Noted Canadian historian Harold Innis spoke of the long legacy of Canadians as the hewers of wood and drawers of water; dependent upon the staple economies. In the centuries after European settlement began it is remarkable how little that has changed. Despite industrialization and the development of the knowledge economy it still seems like Canada is a county built upon its natural resources.
In the last decade or so the strength of the Canadian economy has been built upon fossil fuels. The tar sands boom, the Hibernia fields off of Newfoundland and the growth in Saskatchewan are all tied to the opportunity tied to the high-cost energy market. As many of you may have noted the price of oil (and therefore gasoline) has declined lately. While consumers might cheer the relief on their pocket books it comes at a price.
Several Canadian provinces are dependent upon the energy economy, especially their governments who use it as a major source of revenue. Royalties from resource extraction will be down and there have been reports of the multi-billion dollar shortfall Alberta is expecting. Here in the Northwest Territories it means there will be a decline in development given the high costs and lower price.
It is important to note that the world’s energy economy has adapted to the $80+/barrel economy. While Canada will struggle the impact on other countries could be dramatic and dangerous. Discovery’s Test Tube channel recently discussed the impact here:
In developing and fragile economies unrest and instability is entirely possible.
From my brief research it seems that increased production in the Middle East and North Africa and declining demand in Europe and Asia the price for oil has tipped lower. Canadian oil is generally expensive and cannot compete well below $70/barrel.

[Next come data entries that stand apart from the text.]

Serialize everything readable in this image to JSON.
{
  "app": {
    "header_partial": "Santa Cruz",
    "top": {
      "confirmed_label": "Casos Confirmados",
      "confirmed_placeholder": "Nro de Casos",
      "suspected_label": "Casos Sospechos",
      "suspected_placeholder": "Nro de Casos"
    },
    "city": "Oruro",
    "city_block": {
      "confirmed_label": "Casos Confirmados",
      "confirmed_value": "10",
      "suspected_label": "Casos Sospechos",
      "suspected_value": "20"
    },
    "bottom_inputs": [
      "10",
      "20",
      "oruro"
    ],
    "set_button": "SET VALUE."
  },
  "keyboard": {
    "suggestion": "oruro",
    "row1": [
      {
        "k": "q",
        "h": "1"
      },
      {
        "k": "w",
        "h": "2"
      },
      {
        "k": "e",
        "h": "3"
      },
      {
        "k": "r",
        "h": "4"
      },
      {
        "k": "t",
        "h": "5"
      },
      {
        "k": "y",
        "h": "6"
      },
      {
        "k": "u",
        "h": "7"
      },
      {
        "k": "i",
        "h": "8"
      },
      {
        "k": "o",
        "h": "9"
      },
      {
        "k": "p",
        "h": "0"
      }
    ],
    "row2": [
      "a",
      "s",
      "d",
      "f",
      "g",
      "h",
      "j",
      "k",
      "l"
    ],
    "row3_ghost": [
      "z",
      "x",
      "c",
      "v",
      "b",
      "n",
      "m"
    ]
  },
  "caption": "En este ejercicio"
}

Despite critics of Canada’s petro-economy the simple fact is that it forms the current backbone. As wise and necessary as it is to move on and diversity our economy we’re not there yet and nothing competes with its profitability. The interesting this is that this price dive has shown how big a part of our economy the fossil fuel industry is. Its decline has caused sharp dives in the Toronto Stock Exchange.
A strange part of this is that it reveals we have more in common with other petro-nations than we might like. As a result I hope it proves to government officials the need to move away from the boom and bust oil economy and find something more sustainable for the nation’s economy. Relying on the golden goose is marvelous as long as it’s fat, happy and laying eggs, but we cannot control when it will ultimately stop, and it will inevitably stop.